■ **Work item**:
Given the entries below, copy each of them out exactly.

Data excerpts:

"""

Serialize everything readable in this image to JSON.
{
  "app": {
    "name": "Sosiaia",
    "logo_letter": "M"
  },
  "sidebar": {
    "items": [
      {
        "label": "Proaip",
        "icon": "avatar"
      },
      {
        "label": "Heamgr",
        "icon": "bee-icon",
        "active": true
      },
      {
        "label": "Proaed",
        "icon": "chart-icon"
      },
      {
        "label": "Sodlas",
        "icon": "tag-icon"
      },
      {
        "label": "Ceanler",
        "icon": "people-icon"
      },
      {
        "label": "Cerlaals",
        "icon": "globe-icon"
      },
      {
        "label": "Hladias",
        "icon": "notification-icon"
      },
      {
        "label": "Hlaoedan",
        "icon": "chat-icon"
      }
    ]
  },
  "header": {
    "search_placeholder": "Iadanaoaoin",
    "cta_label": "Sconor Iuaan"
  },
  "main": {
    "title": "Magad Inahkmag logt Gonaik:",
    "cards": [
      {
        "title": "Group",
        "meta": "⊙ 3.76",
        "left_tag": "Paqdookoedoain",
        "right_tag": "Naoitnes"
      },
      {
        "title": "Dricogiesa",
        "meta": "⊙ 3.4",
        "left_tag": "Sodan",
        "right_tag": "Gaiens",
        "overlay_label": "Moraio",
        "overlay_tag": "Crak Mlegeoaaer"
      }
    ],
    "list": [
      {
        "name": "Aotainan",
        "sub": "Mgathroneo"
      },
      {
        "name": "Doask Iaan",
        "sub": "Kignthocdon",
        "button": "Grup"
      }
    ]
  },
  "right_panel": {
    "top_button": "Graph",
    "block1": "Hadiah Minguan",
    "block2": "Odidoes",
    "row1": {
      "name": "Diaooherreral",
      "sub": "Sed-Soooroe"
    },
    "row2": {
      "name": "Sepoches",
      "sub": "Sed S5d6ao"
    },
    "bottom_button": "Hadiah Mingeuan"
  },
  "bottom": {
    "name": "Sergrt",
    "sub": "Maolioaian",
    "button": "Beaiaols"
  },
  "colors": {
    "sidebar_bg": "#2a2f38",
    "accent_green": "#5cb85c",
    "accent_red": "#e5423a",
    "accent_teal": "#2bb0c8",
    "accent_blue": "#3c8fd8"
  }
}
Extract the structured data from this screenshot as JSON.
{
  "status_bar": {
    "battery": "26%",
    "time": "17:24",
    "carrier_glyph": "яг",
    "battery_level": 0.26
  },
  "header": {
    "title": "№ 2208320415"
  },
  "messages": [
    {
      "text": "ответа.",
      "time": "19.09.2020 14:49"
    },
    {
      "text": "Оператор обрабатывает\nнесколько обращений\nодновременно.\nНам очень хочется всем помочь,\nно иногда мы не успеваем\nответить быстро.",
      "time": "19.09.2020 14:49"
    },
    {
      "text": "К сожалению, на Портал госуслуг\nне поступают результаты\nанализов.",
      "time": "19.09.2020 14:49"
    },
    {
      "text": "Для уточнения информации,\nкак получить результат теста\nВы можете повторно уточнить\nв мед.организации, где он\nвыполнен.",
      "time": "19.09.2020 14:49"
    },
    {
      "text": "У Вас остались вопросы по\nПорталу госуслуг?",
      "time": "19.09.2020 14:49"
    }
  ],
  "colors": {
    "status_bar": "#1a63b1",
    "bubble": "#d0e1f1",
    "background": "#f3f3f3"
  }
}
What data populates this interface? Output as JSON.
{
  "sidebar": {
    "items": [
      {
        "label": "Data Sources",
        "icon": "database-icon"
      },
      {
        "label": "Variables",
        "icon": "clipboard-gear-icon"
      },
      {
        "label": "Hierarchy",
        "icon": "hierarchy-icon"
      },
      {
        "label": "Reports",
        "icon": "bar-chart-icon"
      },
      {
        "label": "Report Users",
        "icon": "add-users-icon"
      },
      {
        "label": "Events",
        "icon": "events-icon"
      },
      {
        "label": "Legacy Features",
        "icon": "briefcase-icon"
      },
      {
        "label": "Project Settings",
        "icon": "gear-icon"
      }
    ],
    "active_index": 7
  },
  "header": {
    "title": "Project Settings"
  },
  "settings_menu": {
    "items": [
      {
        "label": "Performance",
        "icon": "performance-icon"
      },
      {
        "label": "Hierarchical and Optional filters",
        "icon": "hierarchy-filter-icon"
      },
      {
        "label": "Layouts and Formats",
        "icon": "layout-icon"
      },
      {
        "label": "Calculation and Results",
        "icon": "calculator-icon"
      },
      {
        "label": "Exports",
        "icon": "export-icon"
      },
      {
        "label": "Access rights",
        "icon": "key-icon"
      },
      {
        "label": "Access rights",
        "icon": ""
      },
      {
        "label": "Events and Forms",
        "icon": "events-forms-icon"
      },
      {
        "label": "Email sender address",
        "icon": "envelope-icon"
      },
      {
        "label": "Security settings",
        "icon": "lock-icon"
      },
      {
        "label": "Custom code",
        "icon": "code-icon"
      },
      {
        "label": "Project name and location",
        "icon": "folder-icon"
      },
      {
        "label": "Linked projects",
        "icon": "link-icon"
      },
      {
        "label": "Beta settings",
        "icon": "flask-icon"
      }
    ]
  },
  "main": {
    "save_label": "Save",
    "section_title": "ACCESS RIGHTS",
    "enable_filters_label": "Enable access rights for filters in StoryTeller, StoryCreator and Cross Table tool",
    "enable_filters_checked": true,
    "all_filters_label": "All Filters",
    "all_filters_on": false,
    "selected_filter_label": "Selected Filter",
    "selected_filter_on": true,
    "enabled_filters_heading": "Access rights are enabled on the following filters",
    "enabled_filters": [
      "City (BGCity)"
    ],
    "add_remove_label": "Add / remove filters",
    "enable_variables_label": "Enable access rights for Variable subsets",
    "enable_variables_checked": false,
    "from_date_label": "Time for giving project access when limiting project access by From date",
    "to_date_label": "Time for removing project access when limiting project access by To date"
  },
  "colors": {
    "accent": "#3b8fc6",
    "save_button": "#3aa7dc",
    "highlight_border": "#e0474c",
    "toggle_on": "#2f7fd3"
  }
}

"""

■ **The completed task**:
Serialize everything readable in this image to JSON.
{
  "app": {
    "name": "Sosiaia",
    "logo_letter": "M"
  },
  "sidebar": {
    "items": [
      {
        "label": "Proaip",
        "icon": "avatar"
      },
      {
        "label": "Heamgr",
        "icon": "bee-icon",
        "active": true
      },
      {
        "label": "Proaed",
        "icon": "chart-icon"
      },
      {
        "label": "Sodlas",
        "icon": "tag-icon"
      },
      {
        "label": "Ceanler",
        "icon": "people-icon"
      },
      {
        "label": "Cerlaals",
        "icon": "globe-icon"
      },
      {
        "label": "Hladias",
        "icon": "notification-icon"
      },
      {
        "label": "Hlaoedan",
        "icon": "chat-icon"
      }
    ]
  },
  "header": {
    "search_placeholder": "Iadanaoaoin",
    "cta_label": "Sconor Iuaan"
  },
  "main": {
    "title": "Magad Inahkmag logt Gonaik:",
    "cards": [
      {
        "title": "Group",
        "meta": "⊙ 3.76",
        "left_tag": "Paqdookoedoain",
        "right_tag": "Naoitnes"
      },
      {
        "title": "Dricogiesa",
        "meta": "⊙ 3.4",
        "left_tag": "Sodan",
        "right_tag": "Gaiens",
        "overlay_label": "Moraio",
        "overlay_tag": "Crak Mlegeoaaer"
      }
    ],
    "list": [
      {
        "name": "Aotainan",
        "sub": "Mgathroneo"
      },
      {
        "name": "Doask Iaan",
        "sub": "Kignthocdon",
        "button": "Grup"
      }
    ]
  },
  "right_panel": {
    "top_button": "Graph",
    "block1": "Hadiah Minguan",
    "block2": "Odidoes",
    "row1": {
      "name": "Diaooherreral",
      "sub": "Sed-Soooroe"
    },
    "row2": {
      "name": "Sepoches",
      "sub": "Sed S5d6ao"
    },
    "bottom_button": "Hadiah Mingeuan"
  },
  "bottom": {
    "name": "Sergrt",
    "sub": "Maolioaian",
    "button": "Beaiaols"
  },
  "colors": {
    "sidebar_bg": "#2a2f38",
    "accent_green": "#5cb85c",
    "accent_red": "#e5423a",
    "accent_teal": "#2bb0c8",
    "accent_blue": "#3c8fd8"
  }
}
Extract the structured data from this screenshot as JSON.
{
  "status_bar": {
    "battery": "26%",
    "time": "17:24",
    "carrier_glyph": "яг",
    "battery_level": 0.26
  },
  "header": {
    "title": "№ 2208320415"
  },
  "messages": [
    {
      "text": "ответа.",
      "time": "19.09.2020 14:49"
    },
    {
      "text": "Оператор обрабатывает\nнесколько обращений\nодновременно.\nНам очень хочется всем помочь,\nно иногда мы не успеваем\nответить быстро.",
      "time": "19.09.2020 14:49"
    },
    {
      "text": "К сожалению, на Портал госуслуг\nне поступают результаты\nанализов.",
      "time": "19.09.2020 14:49"
    },
    {
      "text": "Для уточнения информации,\nкак получить результат теста\nВы можете повторно уточнить\nв мед.организации, где он\nвыполнен.",
      "time": "19.09.2020 14:49"
    },
    {
      "text": "У Вас остались вопросы по\nПорталу госуслуг?",
      "time": "19.09.2020 14:49"
    }
  ],
  "colors": {
    "status_bar": "#1a63b1",
    "bubble": "#d0e1f1",
    "background": "#f3f3f3"
  }
}
What data populates this interface? Output as JSON.
{
  "sidebar": {
    "items": [
      {
        "label": "Data Sources",
        "icon": "database-icon"
      },
      {
        "label": "Variables",
        "icon": "clipboard-gear-icon"
      },
      {
        "label": "Hierarchy",
        "icon": "hierarchy-icon"
      },
      {
        "label": "Reports",
        "icon": "bar-chart-icon"
      },
      {
        "label": "Report Users",
        "icon": "add-users-icon"
      },
      {
        "label": "Events",
        "icon": "events-icon"
      },
      {
        "label": "Legacy Features",
        "icon": "briefcase-icon"
      },
      {
        "label": "Project Settings",
        "icon": "gear-icon"
      }
    ],
    "active_index": 7
  },
  "header": {
    "title": "Project Settings"
  },
  "settings_menu": {
    "items": [
      {
        "label": "Performance",
        "icon": "performance-icon"
      },
      {
        "label": "Hierarchical and Optional filters",
        "icon": "hierarchy-filter-icon"
      },
      {
        "label": "Layouts and Formats",
        "icon": "layout-icon"
      },
      {
        "label": "Calculation and Results",
        "icon": "calculator-icon"
      },
      {
        "label": "Exports",
        "icon": "export-icon"
      },
      {
        "label": "Access rights",
        "icon": "key-icon"
      },
      {
        "label": "Access rights",
        "icon": ""
      },
      {
        "label": "Events and Forms",
        "icon": "events-forms-icon"
      },
      {
        "label": "Email sender address",
        "icon": "envelope-icon"
      },
      {
        "label": "Security settings",
        "icon": "lock-icon"
      },
      {
        "label": "Custom code",
        "icon": "code-icon"
      },
      {
        "label": "Project name and location",
        "icon": "folder-icon"
      },
      {
        "label": "Linked projects",
        "icon": "link-icon"
      },
      {
        "label": "Beta settings",
        "icon": "flask-icon"
      }
    ]
  },
  "main": {
    "save_label": "Save",
    "section_title": "ACCESS RIGHTS",
    "enable_filters_label": "Enable access rights for filters in StoryTeller, StoryCreator and Cross Table tool",
    "enable_filters_checked": true,
    "all_filters_label": "All Filters",
    "all_filters_on": false,
    "selected_filter_label": "Selected Filter",
    "selected_filter_on": true,
    "enabled_filters_heading": "Access rights are enabled on the following filters",
    "enabled_filters": [
      "City (BGCity)"
    ],
    "add_remove_label": "Add / remove filters",
    "enable_variables_label": "Enable access rights for Variable subsets",
    "enable_variables_checked": false,
    "from_date_label": "Time for giving project access when limiting project access by From date",
    "to_date_label": "Time for removing project access when limiting project access by To date"
  },
  "colors": {
    "accent": "#3b8fc6",
    "save_button": "#3aa7dc",
    "highlight_border": "#e0474c",
    "toggle_on": "#2f7fd3"
  }
}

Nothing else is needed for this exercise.